Assigned task: Repeat the entries beneath in their entirety, precisely as given.

Material for this task:
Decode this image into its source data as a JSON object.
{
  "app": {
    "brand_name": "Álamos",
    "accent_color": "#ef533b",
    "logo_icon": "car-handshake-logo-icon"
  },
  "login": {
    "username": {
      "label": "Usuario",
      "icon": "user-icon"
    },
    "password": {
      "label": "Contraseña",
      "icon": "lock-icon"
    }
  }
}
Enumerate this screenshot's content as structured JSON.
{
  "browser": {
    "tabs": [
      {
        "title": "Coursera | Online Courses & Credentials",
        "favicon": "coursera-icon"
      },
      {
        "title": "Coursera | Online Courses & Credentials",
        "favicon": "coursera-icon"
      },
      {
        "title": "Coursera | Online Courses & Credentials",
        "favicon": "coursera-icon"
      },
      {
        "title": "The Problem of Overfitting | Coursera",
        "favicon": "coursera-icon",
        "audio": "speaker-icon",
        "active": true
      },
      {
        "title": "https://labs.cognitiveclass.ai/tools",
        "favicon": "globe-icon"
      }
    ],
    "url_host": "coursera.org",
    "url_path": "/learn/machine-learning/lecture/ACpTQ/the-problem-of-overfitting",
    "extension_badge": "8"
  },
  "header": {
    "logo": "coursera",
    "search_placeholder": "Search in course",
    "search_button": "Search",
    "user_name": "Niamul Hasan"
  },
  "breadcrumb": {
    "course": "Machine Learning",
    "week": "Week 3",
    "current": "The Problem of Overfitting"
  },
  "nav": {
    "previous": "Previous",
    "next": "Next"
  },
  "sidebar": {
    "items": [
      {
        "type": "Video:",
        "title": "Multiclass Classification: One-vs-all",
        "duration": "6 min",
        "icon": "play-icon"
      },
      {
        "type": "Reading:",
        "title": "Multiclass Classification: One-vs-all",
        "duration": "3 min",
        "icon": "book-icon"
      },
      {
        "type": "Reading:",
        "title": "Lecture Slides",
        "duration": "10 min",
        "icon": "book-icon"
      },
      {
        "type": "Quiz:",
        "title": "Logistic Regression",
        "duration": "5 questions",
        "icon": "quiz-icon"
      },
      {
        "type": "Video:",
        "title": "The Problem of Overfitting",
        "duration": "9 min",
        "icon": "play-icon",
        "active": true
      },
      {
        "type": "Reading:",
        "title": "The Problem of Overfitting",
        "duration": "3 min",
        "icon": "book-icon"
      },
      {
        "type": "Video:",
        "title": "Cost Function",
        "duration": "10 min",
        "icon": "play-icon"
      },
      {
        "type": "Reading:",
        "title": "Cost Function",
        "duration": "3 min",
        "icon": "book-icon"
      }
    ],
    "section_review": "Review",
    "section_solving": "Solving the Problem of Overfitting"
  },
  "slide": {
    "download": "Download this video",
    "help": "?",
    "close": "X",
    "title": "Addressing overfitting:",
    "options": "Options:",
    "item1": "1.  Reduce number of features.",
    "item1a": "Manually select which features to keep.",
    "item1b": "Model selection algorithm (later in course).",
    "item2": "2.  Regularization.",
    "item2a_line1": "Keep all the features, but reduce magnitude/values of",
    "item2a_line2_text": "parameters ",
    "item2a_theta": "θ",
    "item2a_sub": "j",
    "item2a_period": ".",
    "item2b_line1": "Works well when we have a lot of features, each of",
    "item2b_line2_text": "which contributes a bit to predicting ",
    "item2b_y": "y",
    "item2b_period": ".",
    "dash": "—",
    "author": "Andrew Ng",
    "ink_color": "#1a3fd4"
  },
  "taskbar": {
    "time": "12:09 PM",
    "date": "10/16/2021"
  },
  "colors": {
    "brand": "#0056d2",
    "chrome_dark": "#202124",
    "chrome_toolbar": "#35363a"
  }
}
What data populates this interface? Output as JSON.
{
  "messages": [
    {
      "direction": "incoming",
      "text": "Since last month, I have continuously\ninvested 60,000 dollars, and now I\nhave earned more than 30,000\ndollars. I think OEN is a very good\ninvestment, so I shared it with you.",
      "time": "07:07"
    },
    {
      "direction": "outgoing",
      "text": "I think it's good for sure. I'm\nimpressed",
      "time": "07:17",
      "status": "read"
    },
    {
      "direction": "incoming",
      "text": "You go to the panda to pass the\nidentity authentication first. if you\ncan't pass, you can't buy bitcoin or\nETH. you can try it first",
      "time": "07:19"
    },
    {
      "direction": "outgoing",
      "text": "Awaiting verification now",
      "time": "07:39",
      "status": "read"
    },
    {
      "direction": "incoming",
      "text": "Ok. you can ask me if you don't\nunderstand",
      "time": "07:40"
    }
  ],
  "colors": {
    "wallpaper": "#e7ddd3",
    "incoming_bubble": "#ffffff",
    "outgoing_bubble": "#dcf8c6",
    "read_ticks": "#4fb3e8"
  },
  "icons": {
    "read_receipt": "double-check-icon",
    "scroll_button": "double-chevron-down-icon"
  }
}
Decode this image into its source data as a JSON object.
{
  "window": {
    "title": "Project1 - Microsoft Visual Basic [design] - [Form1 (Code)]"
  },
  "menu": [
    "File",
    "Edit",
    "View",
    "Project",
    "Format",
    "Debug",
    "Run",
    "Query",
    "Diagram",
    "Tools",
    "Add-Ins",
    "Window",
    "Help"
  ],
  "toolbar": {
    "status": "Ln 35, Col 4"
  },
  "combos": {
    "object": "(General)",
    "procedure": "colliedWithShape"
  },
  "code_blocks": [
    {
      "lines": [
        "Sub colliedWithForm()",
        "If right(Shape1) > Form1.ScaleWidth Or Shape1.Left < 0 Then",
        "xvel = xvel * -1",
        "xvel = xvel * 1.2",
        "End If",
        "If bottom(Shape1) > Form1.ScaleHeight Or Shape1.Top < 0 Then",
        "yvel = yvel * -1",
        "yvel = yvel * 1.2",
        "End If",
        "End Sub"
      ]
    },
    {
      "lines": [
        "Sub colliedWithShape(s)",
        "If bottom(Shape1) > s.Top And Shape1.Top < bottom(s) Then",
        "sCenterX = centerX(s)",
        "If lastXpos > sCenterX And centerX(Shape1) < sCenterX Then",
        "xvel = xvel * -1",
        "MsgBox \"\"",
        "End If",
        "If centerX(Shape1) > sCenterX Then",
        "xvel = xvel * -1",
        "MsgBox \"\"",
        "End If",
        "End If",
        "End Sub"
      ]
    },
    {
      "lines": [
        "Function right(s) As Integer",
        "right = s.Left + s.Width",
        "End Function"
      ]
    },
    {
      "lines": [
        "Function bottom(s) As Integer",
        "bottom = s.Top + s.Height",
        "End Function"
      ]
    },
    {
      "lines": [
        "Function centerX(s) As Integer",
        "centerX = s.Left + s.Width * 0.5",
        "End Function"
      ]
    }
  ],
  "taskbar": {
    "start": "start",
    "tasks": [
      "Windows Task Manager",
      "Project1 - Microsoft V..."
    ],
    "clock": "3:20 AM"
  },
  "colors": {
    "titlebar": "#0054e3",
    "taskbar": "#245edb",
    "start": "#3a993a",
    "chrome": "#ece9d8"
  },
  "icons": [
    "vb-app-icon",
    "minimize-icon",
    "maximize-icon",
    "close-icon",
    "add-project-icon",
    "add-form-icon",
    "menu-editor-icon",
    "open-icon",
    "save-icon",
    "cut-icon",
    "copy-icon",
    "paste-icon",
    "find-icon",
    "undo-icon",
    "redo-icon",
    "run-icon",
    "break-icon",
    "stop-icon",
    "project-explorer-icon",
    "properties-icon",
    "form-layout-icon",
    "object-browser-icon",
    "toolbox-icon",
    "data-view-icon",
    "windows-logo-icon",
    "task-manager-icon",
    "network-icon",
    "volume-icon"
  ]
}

Output of the exercise:
Decode this image into its source data as a JSON object.
{
  "app": {
    "brand_name": "Álamos",
    "accent_color": "#ef533b",
    "logo_icon": "car-handshake-logo-icon"
  },
  "login": {
    "username": {
      "label": "Usuario",
      "icon": "user-icon"
    },
    "password": {
      "label": "Contraseña",
      "icon": "lock-icon"
    }
  }
}
Enumerate this screenshot's content as structured JSON.
{
  "browser": {
    "tabs": [
      {
        "title": "Coursera | Online Courses & Credentials",
        "favicon": "coursera-icon"
      },
      {
        "title": "Coursera | Online Courses & Credentials",
        "favicon": "coursera-icon"
      },
      {
        "title": "Coursera | Online Courses & Credentials",
        "favicon": "coursera-icon"
      },
      {
        "title": "The Problem of Overfitting | Coursera",
        "favicon": "coursera-icon",
        "audio": "speaker-icon",
        "active": true
      },
      {
        "title": "https://labs.cognitiveclass.ai/tools",
        "favicon": "globe-icon"
      }
    ],
    "url_host": "coursera.org",
    "url_path": "/learn/machine-learning/lecture/ACpTQ/the-problem-of-overfitting",
    "extension_badge": "8"
  },
  "header": {
    "logo": "coursera",
    "search_placeholder": "Search in course",
    "search_button": "Search",
    "user_name": "Niamul Hasan"
  },
  "breadcrumb": {
    "course": "Machine Learning",
    "week": "Week 3",
    "current": "The Problem of Overfitting"
  },
  "nav": {
    "previous": "Previous",
    "next": "Next"
  },
  "sidebar": {
    "items": [
      {
        "type": "Video:",
        "title": "Multiclass Classification: One-vs-all",
        "duration": "6 min",
        "icon": "play-icon"
      },
      {
        "type": "Reading:",
        "title": "Multiclass Classification: One-vs-all",
        "duration": "3 min",
        "icon": "book-icon"
      },
      {
        "type": "Reading:",
        "title": "Lecture Slides",
        "duration": "10 min",
        "icon": "book-icon"
      },
      {
        "type": "Quiz:",
        "title": "Logistic Regression",
        "duration": "5 questions",
        "icon": "quiz-icon"
      },
      {
        "type": "Video:",
        "title": "The Problem of Overfitting",
        "duration": "9 min",
        "icon": "play-icon",
        "active": true
      },
      {
        "type": "Reading:",
        "title": "The Problem of Overfitting",
        "duration": "3 min",
        "icon": "book-icon"
      },
      {
        "type": "Video:",
        "title": "Cost Function",
        "duration": "10 min",
        "icon": "play-icon"
      },
      {
        "type": "Reading:",
        "title": "Cost Function",
        "duration": "3 min",
        "icon": "book-icon"
      }
    ],
    "section_review": "Review",
    "section_solving": "Solving the Problem of Overfitting"
  },
  "slide": {
    "download": "Download this video",
    "help": "?",
    "close": "X",
    "title": "Addressing overfitting:",
    "options": "Options:",
    "item1": "1.  Reduce number of features.",
    "item1a": "Manually select which features to keep.",
    "item1b": "Model selection algorithm (later in course).",
    "item2": "2.  Regularization.",
    "item2a_line1": "Keep all the features, but reduce magnitude/values of",
    "item2a_line2_text": "parameters ",
    "item2a_theta": "θ",
    "item2a_sub": "j",
    "item2a_period": ".",
    "item2b_line1": "Works well when we have a lot of features, each of",
    "item2b_line2_text": "which contributes a bit to predicting ",
    "item2b_y": "y",
    "item2b_period": ".",
    "dash": "—",
    "author": "Andrew Ng",
    "ink_color": "#1a3fd4"
  },
  "taskbar": {
    "time": "12:09 PM",
    "date": "10/16/2021"
  },
  "colors": {
    "brand": "#0056d2",
    "chrome_dark": "#202124",
    "chrome_toolbar": "#35363a"
  }
}
What data populates this interface? Output as JSON.
{
  "messages": [
    {
      "direction": "incoming",
      "text": "Since last month, I have continuously\ninvested 60,000 dollars, and now I\nhave earned more than 30,000\ndollars. I think OEN is a very good\ninvestment, so I shared it with you.",
      "time": "07:07"
    },
    {
      "direction": "outgoing",
      "text": "I think it's good for sure. I'm\nimpressed",
      "time": "07:17",
      "status": "read"
    },
    {
      "direction": "incoming",
      "text": "You go to the panda to pass the\nidentity authentication first. if you\ncan't pass, you can't buy bitcoin or\nETH. you can try it first",
      "time": "07:19"
    },
    {
      "direction": "outgoing",
      "text": "Awaiting verification now",
      "time": "07:39",
      "status": "read"
    },
    {
      "direction": "incoming",
      "text": "Ok. you can ask me if you don't\nunderstand",
      "time": "07:40"
    }
  ],
  "colors": {
    "wallpaper": "#e7ddd3",
    "incoming_bubble": "#ffffff",
    "outgoing_bubble": "#dcf8c6",
    "read_ticks": "#4fb3e8"
  },
  "icons": {
    "read_receipt": "double-check-icon",
    "scroll_button": "double-chevron-down-icon"
  }
}
Decode this image into its source data as a JSON object.
{
  "window": {
    "title": "Project1 - Microsoft Visual Basic [design] - [Form1 (Code)]"
  },
  "menu": [
    "File",
    "Edit",
    "View",
    "Project",
    "Format",
    "Debug",
    "Run",
    "Query",
    "Diagram",
    "Tools",
    "Add-Ins",
    "Window",
    "Help"
  ],
  "toolbar": {
    "status": "Ln 35, Col 4"
  },
  "combos": {
    "object": "(General)",
    "procedure": "colliedWithShape"
  },
  "code_blocks": [
    {
      "lines": [
        "Sub colliedWithForm()",
        "If right(Shape1) > Form1.ScaleWidth Or Shape1.Left < 0 Then",
        "xvel = xvel * -1",
        "xvel = xvel * 1.2",
        "End If",
        "If bottom(Shape1) > Form1.ScaleHeight Or Shape1.Top < 0 Then",
        "yvel = yvel * -1",
        "yvel = yvel * 1.2",
        "End If",
        "End Sub"
      ]
    },
    {
      "lines": [
        "Sub colliedWithShape(s)",
        "If bottom(Shape1) > s.Top And Shape1.Top < bottom(s) Then",
        "sCenterX = centerX(s)",
        "If lastXpos > sCenterX And centerX(Shape1) < sCenterX Then",
        "xvel = xvel * -1",
        "MsgBox \"\"",
        "End If",
        "If centerX(Shape1) > sCenterX Then",
        "xvel = xvel * -1",
        "MsgBox \"\"",
        "End If",
        "End If",
        "End Sub"
      ]
    },
    {
      "lines": [
        "Function right(s) As Integer",
        "right = s.Left + s.Width",
        "End Function"
      ]
    },
    {
      "lines": [
        "Function bottom(s) As Integer",
        "bottom = s.Top + s.Height",
        "End Function"
      ]
    },
    {
      "lines": [
        "Function centerX(s) As Integer",
        "centerX = s.Left + s.Width * 0.5",
        "End Function"
      ]
    }
  ],
  "taskbar": {
    "start": "start",
    "tasks": [
      "Windows Task Manager",
      "Project1 - Microsoft V..."
    ],
    "clock": "3:20 AM"
  },
  "colors": {
    "titlebar": "#0054e3",
    "taskbar": "#245edb",
    "start": "#3a993a",
    "chrome": "#ece9d8"
  },
  "icons": [
    "vb-app-icon",
    "minimize-icon",
    "maximize-icon",
    "close-icon",
    "add-project-icon",
    "add-form-icon",
    "menu-editor-icon",
    "open-icon",
    "save-icon",
    "cut-icon",
    "copy-icon",
    "paste-icon",
    "find-icon",
    "undo-icon",
    "redo-icon",
    "run-icon",
    "break-icon",
    "stop-icon",
    "project-explorer-icon",
    "properties-icon",
    "form-layout-icon",
    "object-browser-icon",
    "toolbox-icon",
    "data-view-icon",
    "windows-logo-icon",
    "task-manager-icon",
    "network-icon",
    "volume-icon"
  ]
}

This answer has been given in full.